▶ _Records to use_:
━━━━━━━━━━━━━━━━━━━━━━━━━━━━━━

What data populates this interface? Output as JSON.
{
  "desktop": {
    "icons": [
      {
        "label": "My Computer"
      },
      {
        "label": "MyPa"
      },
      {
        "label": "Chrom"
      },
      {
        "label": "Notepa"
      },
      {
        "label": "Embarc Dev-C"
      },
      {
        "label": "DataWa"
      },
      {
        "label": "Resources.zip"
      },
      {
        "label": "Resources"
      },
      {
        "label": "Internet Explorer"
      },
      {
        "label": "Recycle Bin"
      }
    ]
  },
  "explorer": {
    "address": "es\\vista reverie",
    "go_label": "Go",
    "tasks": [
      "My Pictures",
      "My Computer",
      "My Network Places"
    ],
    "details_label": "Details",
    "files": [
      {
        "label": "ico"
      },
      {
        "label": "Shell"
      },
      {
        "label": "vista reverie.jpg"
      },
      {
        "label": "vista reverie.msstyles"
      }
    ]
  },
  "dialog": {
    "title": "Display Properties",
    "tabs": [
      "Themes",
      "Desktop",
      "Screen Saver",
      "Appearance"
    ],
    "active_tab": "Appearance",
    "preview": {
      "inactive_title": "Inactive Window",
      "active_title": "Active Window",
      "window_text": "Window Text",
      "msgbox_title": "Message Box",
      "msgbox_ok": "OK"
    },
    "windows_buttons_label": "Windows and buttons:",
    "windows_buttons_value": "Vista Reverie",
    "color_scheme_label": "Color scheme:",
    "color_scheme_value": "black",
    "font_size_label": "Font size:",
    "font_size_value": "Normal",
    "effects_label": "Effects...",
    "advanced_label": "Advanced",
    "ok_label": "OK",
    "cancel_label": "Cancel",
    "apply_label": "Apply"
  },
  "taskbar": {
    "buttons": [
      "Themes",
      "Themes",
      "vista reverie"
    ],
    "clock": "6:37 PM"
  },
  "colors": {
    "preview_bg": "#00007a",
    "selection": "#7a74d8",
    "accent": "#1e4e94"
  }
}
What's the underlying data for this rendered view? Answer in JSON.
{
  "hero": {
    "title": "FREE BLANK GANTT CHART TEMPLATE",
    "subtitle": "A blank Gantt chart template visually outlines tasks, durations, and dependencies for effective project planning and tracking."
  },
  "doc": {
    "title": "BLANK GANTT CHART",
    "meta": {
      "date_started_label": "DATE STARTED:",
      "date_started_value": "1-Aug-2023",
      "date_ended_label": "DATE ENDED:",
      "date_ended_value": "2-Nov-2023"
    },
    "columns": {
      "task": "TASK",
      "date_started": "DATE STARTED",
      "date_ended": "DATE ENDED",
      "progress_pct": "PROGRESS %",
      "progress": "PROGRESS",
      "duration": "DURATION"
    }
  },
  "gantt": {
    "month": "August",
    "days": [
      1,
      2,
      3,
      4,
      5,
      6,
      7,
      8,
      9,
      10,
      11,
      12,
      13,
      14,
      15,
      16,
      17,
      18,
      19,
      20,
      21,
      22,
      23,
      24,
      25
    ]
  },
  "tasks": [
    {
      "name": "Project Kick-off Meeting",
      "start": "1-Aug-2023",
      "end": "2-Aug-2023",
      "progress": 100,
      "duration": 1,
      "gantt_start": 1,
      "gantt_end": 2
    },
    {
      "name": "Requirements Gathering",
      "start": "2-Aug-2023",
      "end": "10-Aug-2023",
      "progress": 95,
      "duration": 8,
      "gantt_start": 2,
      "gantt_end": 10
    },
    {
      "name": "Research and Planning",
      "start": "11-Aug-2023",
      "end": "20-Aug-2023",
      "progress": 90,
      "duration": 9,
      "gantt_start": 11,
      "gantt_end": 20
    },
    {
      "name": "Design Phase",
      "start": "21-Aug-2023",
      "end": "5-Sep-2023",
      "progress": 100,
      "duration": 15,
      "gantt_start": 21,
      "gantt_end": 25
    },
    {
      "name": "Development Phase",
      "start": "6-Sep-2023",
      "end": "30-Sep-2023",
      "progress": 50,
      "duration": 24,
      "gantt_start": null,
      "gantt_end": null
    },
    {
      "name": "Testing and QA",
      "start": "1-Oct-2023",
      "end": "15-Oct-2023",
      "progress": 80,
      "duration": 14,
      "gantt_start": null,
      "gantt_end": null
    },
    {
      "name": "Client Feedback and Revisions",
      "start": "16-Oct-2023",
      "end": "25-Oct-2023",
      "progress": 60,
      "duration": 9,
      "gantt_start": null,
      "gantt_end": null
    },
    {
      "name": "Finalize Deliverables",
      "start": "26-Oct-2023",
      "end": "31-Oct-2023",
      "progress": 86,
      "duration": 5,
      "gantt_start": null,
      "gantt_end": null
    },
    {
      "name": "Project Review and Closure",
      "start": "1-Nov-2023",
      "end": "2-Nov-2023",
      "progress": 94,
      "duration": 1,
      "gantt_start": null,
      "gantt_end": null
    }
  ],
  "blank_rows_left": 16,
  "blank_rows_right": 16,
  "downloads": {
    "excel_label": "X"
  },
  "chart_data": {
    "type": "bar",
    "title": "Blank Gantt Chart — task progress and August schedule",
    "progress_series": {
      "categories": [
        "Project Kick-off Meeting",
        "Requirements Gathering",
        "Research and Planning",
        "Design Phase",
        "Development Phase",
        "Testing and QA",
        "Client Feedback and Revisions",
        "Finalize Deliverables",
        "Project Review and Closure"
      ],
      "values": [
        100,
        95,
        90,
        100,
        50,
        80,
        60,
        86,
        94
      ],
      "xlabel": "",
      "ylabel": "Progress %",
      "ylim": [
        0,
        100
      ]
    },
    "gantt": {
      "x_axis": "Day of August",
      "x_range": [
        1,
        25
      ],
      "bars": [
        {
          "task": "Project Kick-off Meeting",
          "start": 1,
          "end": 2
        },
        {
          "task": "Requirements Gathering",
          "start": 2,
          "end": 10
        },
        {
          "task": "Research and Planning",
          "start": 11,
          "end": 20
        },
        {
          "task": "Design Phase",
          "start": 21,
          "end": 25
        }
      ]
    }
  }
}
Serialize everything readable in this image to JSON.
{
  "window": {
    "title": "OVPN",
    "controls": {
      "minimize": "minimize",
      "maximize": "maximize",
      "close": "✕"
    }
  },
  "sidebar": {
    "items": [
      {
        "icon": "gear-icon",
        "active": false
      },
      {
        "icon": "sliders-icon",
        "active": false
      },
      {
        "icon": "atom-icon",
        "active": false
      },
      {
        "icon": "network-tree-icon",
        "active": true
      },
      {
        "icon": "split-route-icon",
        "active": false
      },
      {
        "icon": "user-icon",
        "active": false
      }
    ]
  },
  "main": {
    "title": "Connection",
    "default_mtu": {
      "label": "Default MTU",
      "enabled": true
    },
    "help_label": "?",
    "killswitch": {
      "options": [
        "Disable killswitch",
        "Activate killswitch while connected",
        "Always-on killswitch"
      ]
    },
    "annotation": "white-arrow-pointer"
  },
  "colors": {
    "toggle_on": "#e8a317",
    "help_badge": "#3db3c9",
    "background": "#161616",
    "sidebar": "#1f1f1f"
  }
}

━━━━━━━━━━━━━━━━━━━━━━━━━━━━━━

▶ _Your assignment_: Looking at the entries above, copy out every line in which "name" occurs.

▶ _Answer to this problem_:
      "name": "Project Kick-off Meeting",
      "name": "Requirements Gathering",
      "name": "Research and Planning",
      "name": "Design Phase",
      "name": "Development Phase",
      "name": "Testing and QA",
      "name": "Client Feedback and Revisions",
      "name": "Finalize Deliverables",
      "name": "Project Review and Closure",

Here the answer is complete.